For several years, the European Commission (EC) has advocated the creation of a global court that would resolve legal disputes between foreign investors and their host countries. However, the discussions surrounding this idea are now heating up.

In December, representatives of more than 40 countries convened at the World Trade Organization’s Geneva headquarters to debate the commission’s pet project. More recently, trade ministers sat down in Davos at the annual meeting of the World Economic Forum to continue the discussion.


The EC believes that a court – with full-time salaried judges who sit for fixed terms – would be a vast improvement on the current widespread use of arbitration to resolve FDI disputes.

Taken to the limits

While arbitration can be a more investor-friendly alternative than host-country courts, especially in some less-developed regions, the overall system of arbitration has long been criticised for its limitations.

Currently, when foreign investors allege that they have suffered an expropriation or a breach of written promises on the part of host-state authorities, each resulting arbitration is handled anew by a panel of three lawyers. This means that the outcomes of cases can vary widely depending upon who sits on a particular tribunal.

Different tribunals hearing essentially identical cases may result in widely divergent rulings, making it harder for investors and governments to understand the meaning and scope of international treaties that apply to foreign investment.

In principle, a court of salaried, full-time judges could address some of the concerns about the coherence of FDI dispute settlement.

Moreover, a move towards a permanent roster of judges would take quasi-judicial functions out of the hands of big multinational law firms, who currently provide many of the arbitrators used to resolve FDI disputes. There have long been concerns that private sector lawyers with their own rosters of investor clients may not be 'disinterested' enough to resolve disputes between particular investors and sovereign states.

Mixed reception

Although there is growing talk of a global investment court, in practice, the EC faces an uphill climb to persuade governments that they should toss out arbitration, a method of dispute resolution that may have worked perfectly adequately for the handful of disputes experienced by any given country.

Some governments – particularly smaller ones, such as Vietnam, which seek broader free trade agreements with Europe – have embraced the idea of a court. But others appear more circumspect.

For instance, it is unclear whether China or the US will come around. Indeed, any global ‘court’ that requires the approval of the US Senate would seem unlikely to pass muster in the Trump era of economic nationalism and 'America first' rhetoric. (Even if a court would not have significantly greater powers than the arbitration tribunals that currently fly under the political radar, the ‘global court’ nomenclature would be a political lightning rod nonetheless.)

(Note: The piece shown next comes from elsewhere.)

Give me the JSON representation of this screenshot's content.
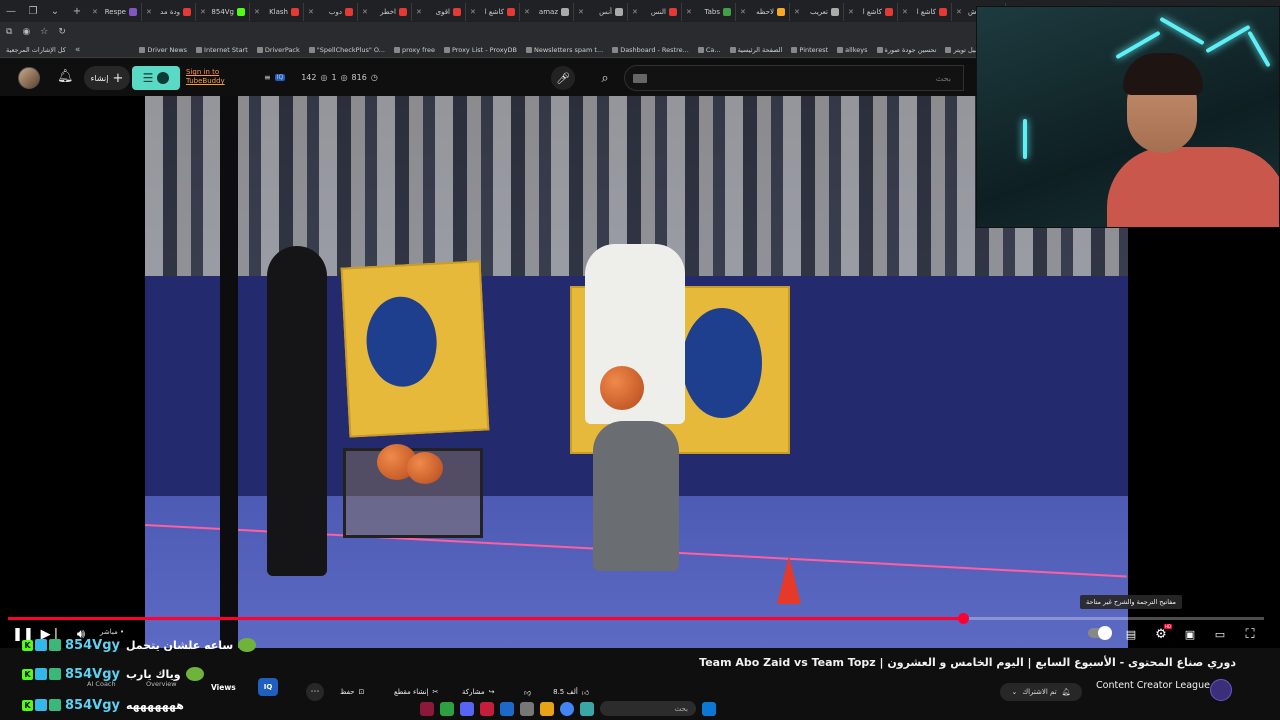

While some governments are not enthusiastic about the idea of an international investment court, the EU does not have the luxury of pressing the snooze button. For the past several years, ordinary citizens and non-governmental organisations have been vocal in expressing concerns about the prospect of ‘unaccountable’ arbitrators passing judgment on the sovereign actions of governments.

So do not be surprised if the EC pushes ahead with the idea with whatever countries are willing to embrace a court in the short term, leaving other countries to sit things out on the sidelines. Already there is talk of late adopters being permitted to join the court at a time of their choosing.

But if efforts to roll out a global FDI court proceed on a piecemeal basis, its footprint may be limited. After all, there are literally thousands of bilateral treaties for the protection of FDI, an overwhelming majority of which will continue to offer arbitration as the method of resolving disputes.

Special rights

Many critics in Europe and elsewhere fret not only about the arbitration provisions of those treaties, but also the extensive array of special rights and protections conferred on foreign investors in these thousands of existing treaties.

Thus, the major unanswered question about any European investment court initiative is whether – even if successfully launched on a limited basis – it will be successful enough to placate critics of the current legal status quo.

What may be needed, ultimately, is a multilateral treaty that provides not only a new method of resolving FDI disputes, but which also rethinks the various legal rights that are granted to foreign investors. There is a growing social science debate about whether ‘special’ legal protections limited to foreign investors are helpful or harmful to the rule of law in host countries. Thus, in future, there could be more innovative treaties that try to improve governance and the rule of law, including domestic courts and institutions, so that all economic actors, foreign and domestic, can benefit.

A global court could one day sit atop this architecture, but it might need to be used less if disputes could be resolved credibly and effectively at a more local level.

Luke Eric Peterson is the publisher of, an electronic news and analysis service focused on FDI dispute settlement.